(Dataset rows for apps and sites)
==============================
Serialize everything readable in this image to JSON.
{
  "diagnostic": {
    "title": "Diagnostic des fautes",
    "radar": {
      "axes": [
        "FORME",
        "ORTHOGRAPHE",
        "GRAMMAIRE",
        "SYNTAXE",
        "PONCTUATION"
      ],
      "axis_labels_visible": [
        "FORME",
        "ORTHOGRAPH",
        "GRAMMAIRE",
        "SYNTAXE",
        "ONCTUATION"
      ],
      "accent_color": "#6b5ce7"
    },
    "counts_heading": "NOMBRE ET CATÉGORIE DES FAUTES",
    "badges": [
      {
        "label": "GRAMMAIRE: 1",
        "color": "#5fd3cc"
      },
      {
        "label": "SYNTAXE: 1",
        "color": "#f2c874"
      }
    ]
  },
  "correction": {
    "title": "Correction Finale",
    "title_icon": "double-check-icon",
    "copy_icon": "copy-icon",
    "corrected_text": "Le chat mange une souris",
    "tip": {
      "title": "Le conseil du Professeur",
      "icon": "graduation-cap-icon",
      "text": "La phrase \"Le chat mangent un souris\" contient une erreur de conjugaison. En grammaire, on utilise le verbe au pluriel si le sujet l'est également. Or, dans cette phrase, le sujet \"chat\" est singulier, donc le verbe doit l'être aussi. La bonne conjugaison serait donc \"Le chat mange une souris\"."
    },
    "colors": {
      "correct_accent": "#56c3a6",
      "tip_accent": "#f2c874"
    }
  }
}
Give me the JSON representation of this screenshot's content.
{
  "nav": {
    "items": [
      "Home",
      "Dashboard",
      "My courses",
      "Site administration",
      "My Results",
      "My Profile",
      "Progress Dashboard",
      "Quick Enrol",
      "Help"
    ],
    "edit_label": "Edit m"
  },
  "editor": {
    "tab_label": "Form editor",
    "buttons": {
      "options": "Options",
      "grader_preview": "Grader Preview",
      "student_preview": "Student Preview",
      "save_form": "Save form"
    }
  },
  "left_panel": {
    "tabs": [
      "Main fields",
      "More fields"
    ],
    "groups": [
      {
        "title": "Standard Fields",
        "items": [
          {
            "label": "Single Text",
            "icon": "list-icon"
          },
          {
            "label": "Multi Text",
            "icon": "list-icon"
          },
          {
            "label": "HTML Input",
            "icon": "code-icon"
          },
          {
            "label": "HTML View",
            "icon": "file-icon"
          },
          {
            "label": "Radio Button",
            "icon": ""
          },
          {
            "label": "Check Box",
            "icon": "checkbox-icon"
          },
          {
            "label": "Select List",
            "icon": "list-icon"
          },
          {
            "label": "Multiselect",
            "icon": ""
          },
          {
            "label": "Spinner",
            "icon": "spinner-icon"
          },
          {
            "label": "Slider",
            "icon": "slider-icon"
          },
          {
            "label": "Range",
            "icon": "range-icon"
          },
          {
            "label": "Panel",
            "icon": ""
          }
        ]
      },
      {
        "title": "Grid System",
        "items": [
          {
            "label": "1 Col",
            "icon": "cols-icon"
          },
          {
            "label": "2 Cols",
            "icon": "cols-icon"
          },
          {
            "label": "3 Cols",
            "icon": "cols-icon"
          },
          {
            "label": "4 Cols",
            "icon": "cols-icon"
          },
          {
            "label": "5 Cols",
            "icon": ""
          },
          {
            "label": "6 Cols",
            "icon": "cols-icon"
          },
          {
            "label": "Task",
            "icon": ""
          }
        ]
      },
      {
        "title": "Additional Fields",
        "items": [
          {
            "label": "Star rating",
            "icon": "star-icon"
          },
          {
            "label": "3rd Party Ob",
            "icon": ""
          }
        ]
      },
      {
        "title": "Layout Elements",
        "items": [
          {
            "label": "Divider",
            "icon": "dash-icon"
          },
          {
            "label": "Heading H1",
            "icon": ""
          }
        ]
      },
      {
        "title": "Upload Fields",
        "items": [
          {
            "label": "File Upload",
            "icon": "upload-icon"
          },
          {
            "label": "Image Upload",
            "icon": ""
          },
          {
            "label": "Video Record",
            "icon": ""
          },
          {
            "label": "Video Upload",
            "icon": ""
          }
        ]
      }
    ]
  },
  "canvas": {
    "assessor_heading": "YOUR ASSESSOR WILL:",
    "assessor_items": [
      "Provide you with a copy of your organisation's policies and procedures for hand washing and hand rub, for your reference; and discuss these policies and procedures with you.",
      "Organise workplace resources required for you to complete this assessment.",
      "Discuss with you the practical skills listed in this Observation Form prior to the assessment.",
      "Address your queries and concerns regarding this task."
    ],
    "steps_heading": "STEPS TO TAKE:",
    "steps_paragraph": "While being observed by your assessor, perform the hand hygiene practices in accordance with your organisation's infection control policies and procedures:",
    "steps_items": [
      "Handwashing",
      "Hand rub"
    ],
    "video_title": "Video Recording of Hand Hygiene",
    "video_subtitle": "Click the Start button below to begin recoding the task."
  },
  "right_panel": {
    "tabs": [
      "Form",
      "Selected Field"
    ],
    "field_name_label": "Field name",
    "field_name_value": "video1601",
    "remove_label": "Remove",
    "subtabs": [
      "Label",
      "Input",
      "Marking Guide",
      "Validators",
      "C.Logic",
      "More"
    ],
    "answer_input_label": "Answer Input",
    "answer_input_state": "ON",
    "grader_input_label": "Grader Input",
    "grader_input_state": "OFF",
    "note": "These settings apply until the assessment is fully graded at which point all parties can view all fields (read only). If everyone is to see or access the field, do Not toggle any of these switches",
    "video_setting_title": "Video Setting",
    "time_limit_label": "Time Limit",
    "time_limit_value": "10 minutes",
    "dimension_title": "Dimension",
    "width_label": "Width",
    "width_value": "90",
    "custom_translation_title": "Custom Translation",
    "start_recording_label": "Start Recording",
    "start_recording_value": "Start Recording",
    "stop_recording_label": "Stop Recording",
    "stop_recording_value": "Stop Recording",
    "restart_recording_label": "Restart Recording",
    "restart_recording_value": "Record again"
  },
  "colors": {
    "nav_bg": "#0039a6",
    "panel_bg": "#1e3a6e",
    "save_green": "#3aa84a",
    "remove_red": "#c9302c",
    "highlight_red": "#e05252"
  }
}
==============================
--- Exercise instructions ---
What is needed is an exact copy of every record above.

--- Your response ---
Serialize everything readable in this image to JSON.
{
  "diagnostic": {
    "title": "Diagnostic des fautes",
    "radar": {
      "axes": [
        "FORME",
        "ORTHOGRAPHE",
        "GRAMMAIRE",
        "SYNTAXE",
        "PONCTUATION"
      ],
      "axis_labels_visible": [
        "FORME",
        "ORTHOGRAPH",
        "GRAMMAIRE",
        "SYNTAXE",
        "ONCTUATION"
      ],
      "accent_color": "#6b5ce7"
    },
    "counts_heading": "NOMBRE ET CATÉGORIE DES FAUTES",
    "badges": [
      {
        "label": "GRAMMAIRE: 1",
        "color": "#5fd3cc"
      },
      {
        "label": "SYNTAXE: 1",
        "color": "#f2c874"
      }
    ]
  },
  "correction": {
    "title": "Correction Finale",
    "title_icon": "double-check-icon",
    "copy_icon": "copy-icon",
    "corrected_text": "Le chat mange une souris",
    "tip": {
      "title": "Le conseil du Professeur",
      "icon": "graduation-cap-icon",
      "text": "La phrase \"Le chat mangent un souris\" contient une erreur de conjugaison. En grammaire, on utilise le verbe au pluriel si le sujet l'est également. Or, dans cette phrase, le sujet \"chat\" est singulier, donc le verbe doit l'être aussi. La bonne conjugaison serait donc \"Le chat mange une souris\"."
    },
    "colors": {
      "correct_accent": "#56c3a6",
      "tip_accent": "#f2c874"
    }
  }
}
Give me the JSON representation of this screenshot's content.
{
  "nav": {
    "items": [
      "Home",
      "Dashboard",
      "My courses",
      "Site administration",
      "My Results",
      "My Profile",
      "Progress Dashboard",
      "Quick Enrol",
      "Help"
    ],
    "edit_label": "Edit m"
  },
  "editor": {
    "tab_label": "Form editor",
    "buttons": {
      "options": "Options",
      "grader_preview": "Grader Preview",
      "student_preview": "Student Preview",
      "save_form": "Save form"
    }
  },
  "left_panel": {
    "tabs": [
      "Main fields",
      "More fields"
    ],
    "groups": [
      {
        "title": "Standard Fields",
        "items": [
          {
            "label": "Single Text",
            "icon": "list-icon"
          },
          {
            "label": "Multi Text",
            "icon": "list-icon"
          },
          {
            "label": "HTML Input",
            "icon": "code-icon"
          },
          {
            "label": "HTML View",
            "icon": "file-icon"
          },
          {
            "label": "Radio Button",
            "icon": ""
          },
          {
            "label": "Check Box",
            "icon": "checkbox-icon"
          },
          {
            "label": "Select List",
            "icon": "list-icon"
          },
          {
            "label": "Multiselect",
            "icon": ""
          },
          {
            "label": "Spinner",
            "icon": "spinner-icon"
          },
          {
            "label": "Slider",
            "icon": "slider-icon"
          },
          {
            "label": "Range",
            "icon": "range-icon"
          },
          {
            "label": "Panel",
            "icon": ""
          }
        ]
      },
      {
        "title": "Grid System",
        "items": [
          {
            "label": "1 Col",
            "icon": "cols-icon"
          },
          {
            "label": "2 Cols",
            "icon": "cols-icon"
          },
          {
            "label": "3 Cols",
            "icon": "cols-icon"
          },
          {
            "label": "4 Cols",
            "icon": "cols-icon"
          },
          {
            "label": "5 Cols",
            "icon": ""
          },
          {
            "label": "6 Cols",
            "icon": "cols-icon"
          },
          {
            "label": "Task",
            "icon": ""
          }
        ]
      },
      {
        "title": "Additional Fields",
        "items": [
          {
            "label": "Star rating",
            "icon": "star-icon"
          },
          {
            "label": "3rd Party Ob",
            "icon": ""
          }
        ]
      },
      {
        "title": "Layout Elements",
        "items": [
          {
            "label": "Divider",
            "icon": "dash-icon"
          },
          {
            "label": "Heading H1",
            "icon": ""
          }
        ]
      },
      {
        "title": "Upload Fields",
        "items": [
          {
            "label": "File Upload",
            "icon": "upload-icon"
          },
          {
            "label": "Image Upload",
            "icon": ""
          },
          {
            "label": "Video Record",
            "icon": ""
          },
          {
            "label": "Video Upload",
            "icon": ""
          }
        ]
      }
    ]
  },
  "canvas": {
    "assessor_heading": "YOUR ASSESSOR WILL:",
    "assessor_items": [
      "Provide you with a copy of your organisation's policies and procedures for hand washing and hand rub, for your reference; and discuss these policies and procedures with you.",
      "Organise workplace resources required for you to complete this assessment.",
      "Discuss with you the practical skills listed in this Observation Form prior to the assessment.",
      "Address your queries and concerns regarding this task."
    ],
    "steps_heading": "STEPS TO TAKE:",
    "steps_paragraph": "While being observed by your assessor, perform the hand hygiene practices in accordance with your organisation's infection control policies and procedures:",
    "steps_items": [
      "Handwashing",
      "Hand rub"
    ],
    "video_title": "Video Recording of Hand Hygiene",
    "video_subtitle": "Click the Start button below to begin recoding the task."
  },
  "right_panel": {
    "tabs": [
      "Form",
      "Selected Field"
    ],
    "field_name_label": "Field name",
    "field_name_value": "video1601",
    "remove_label": "Remove",
    "subtabs": [
      "Label",
      "Input",
      "Marking Guide",
      "Validators",
      "C.Logic",
      "More"
    ],
    "answer_input_label": "Answer Input",
    "answer_input_state": "ON",
    "grader_input_label": "Grader Input",
    "grader_input_state": "OFF",
    "note": "These settings apply until the assessment is fully graded at which point all parties can view all fields (read only). If everyone is to see or access the field, do Not toggle any of these switches",
    "video_setting_title": "Video Setting",
    "time_limit_label": "Time Limit",
    "time_limit_value": "10 minutes",
    "dimension_title": "Dimension",
    "width_label": "Width",
    "width_value": "90",
    "custom_translation_title": "Custom Translation",
    "start_recording_label": "Start Recording",
    "start_recording_value": "Start Recording",
    "stop_recording_label": "Stop Recording",
    "stop_recording_value": "Stop Recording",
    "restart_recording_label": "Restart Recording",
    "restart_recording_value": "Record again"
  },
  "colors": {
    "nav_bg": "#0039a6",
    "panel_bg": "#1e3a6e",
    "save_green": "#3aa84a",
    "remove_red": "#c9302c",
    "highlight_red": "#e05252"
  }
}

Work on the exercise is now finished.